Delinda: As a nurse, there are a couple of things we lack in the facility, such as logistics, and sometimes you have to deal with difficult clients.

Q: How does it feel to be able to help your community?

Michael: It’s a privilege. One of my past directors told me:

“If you are the Minister of Health, wherever you find yourself, make sure whatever you do will help the community, make sure whatever you do, is going to bring the best of healthcare within the community”.

It is therefore a privilege for me to sit down with my team and plan how best we can reach community members, to consider the necessary logistics and to make sure their healthcare becomes a paramount thing to us.

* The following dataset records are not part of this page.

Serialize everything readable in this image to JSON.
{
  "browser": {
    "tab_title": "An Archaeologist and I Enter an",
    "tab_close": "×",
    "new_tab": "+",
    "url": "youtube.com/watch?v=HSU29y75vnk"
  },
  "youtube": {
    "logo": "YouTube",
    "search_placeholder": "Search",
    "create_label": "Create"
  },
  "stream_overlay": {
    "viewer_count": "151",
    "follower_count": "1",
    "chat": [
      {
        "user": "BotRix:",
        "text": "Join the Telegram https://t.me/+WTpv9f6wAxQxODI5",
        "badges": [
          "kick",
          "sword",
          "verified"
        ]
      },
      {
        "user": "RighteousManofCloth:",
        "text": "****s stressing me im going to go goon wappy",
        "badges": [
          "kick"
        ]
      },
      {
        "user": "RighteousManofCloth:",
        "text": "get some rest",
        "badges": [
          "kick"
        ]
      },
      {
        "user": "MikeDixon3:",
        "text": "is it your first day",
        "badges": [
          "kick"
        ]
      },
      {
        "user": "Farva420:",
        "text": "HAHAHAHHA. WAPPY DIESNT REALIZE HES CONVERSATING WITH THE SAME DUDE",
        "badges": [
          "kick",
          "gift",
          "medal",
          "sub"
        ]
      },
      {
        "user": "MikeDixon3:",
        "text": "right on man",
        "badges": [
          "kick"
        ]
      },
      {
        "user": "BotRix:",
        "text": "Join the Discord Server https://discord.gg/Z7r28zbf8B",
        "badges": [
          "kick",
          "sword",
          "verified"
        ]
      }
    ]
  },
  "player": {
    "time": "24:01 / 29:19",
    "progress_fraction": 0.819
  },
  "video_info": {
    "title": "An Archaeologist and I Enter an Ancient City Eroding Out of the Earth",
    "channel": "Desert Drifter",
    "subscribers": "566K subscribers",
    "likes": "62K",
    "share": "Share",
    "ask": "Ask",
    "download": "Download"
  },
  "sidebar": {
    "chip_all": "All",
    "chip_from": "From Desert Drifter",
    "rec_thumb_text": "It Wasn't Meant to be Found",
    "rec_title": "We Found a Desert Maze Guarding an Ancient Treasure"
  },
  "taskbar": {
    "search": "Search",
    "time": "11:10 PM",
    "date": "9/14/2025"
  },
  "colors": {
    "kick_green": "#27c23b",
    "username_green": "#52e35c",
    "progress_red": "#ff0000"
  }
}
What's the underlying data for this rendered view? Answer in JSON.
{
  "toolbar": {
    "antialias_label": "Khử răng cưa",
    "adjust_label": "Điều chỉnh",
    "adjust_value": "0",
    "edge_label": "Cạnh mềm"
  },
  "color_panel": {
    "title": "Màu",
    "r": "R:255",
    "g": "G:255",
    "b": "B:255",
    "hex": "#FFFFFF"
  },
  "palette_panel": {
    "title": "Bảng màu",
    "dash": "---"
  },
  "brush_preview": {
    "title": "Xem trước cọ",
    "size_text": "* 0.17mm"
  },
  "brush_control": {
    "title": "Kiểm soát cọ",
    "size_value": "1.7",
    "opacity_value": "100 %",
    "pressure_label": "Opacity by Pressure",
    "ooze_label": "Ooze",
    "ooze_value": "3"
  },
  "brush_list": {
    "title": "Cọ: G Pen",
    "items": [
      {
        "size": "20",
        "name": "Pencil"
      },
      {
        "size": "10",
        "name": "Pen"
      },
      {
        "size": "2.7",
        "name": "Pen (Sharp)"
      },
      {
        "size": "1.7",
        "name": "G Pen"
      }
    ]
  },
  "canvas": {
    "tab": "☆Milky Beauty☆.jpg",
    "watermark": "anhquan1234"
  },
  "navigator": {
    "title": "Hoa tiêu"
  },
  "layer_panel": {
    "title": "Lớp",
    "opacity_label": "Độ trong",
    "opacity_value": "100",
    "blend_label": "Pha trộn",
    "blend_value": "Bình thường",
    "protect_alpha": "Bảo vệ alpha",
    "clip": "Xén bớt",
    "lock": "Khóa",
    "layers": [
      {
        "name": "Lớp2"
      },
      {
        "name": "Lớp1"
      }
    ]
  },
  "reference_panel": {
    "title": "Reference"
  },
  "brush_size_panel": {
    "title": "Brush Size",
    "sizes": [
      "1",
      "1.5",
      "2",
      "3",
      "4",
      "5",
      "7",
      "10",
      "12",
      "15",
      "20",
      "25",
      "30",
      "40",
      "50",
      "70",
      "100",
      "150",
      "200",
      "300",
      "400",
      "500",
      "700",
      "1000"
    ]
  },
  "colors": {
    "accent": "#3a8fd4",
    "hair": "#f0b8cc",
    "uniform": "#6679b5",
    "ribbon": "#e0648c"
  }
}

Delinda: I feel very excited because I have the opportunity to help everybody with the knowledge I have.

Q: Is there anything else you’d like to say about your role?

Michael: Most of the time I do less clinical work and more managerial work as I am the only clinician here. I do a lot of liaison and I lobby a lot of the community members.

I always have to make sure I touch base with them because one wouldn’t necessarily appreciate public health until one comes to the health centre, where you have to go to the zones and make sure the community health nurses are working and doing the necessary home visits and giving the necessary vaccines.

Delinda Ofei, Nurse

You also have to bring different leaders on board such as a chief or a religious leader. As much as you have to work with them you have to liaise with them, to ensure they understand the situation.

I have to say, my community has been very helpful, anytime we go to them and ask for help through them, they come to help the facility. It was a learning curve for me, especially where I was coming from and it has taught me a different aspect of health in generaI. Good team work is important and the collaboration from the community has been fantastic.

Delinda: As a nurse I find it very interesting because from where I find myself, you act mostly as a clinician, as a pharmacist… You are a nurse but you do practically everything, so you have to be very knowledgeable and be able to handle the pressure.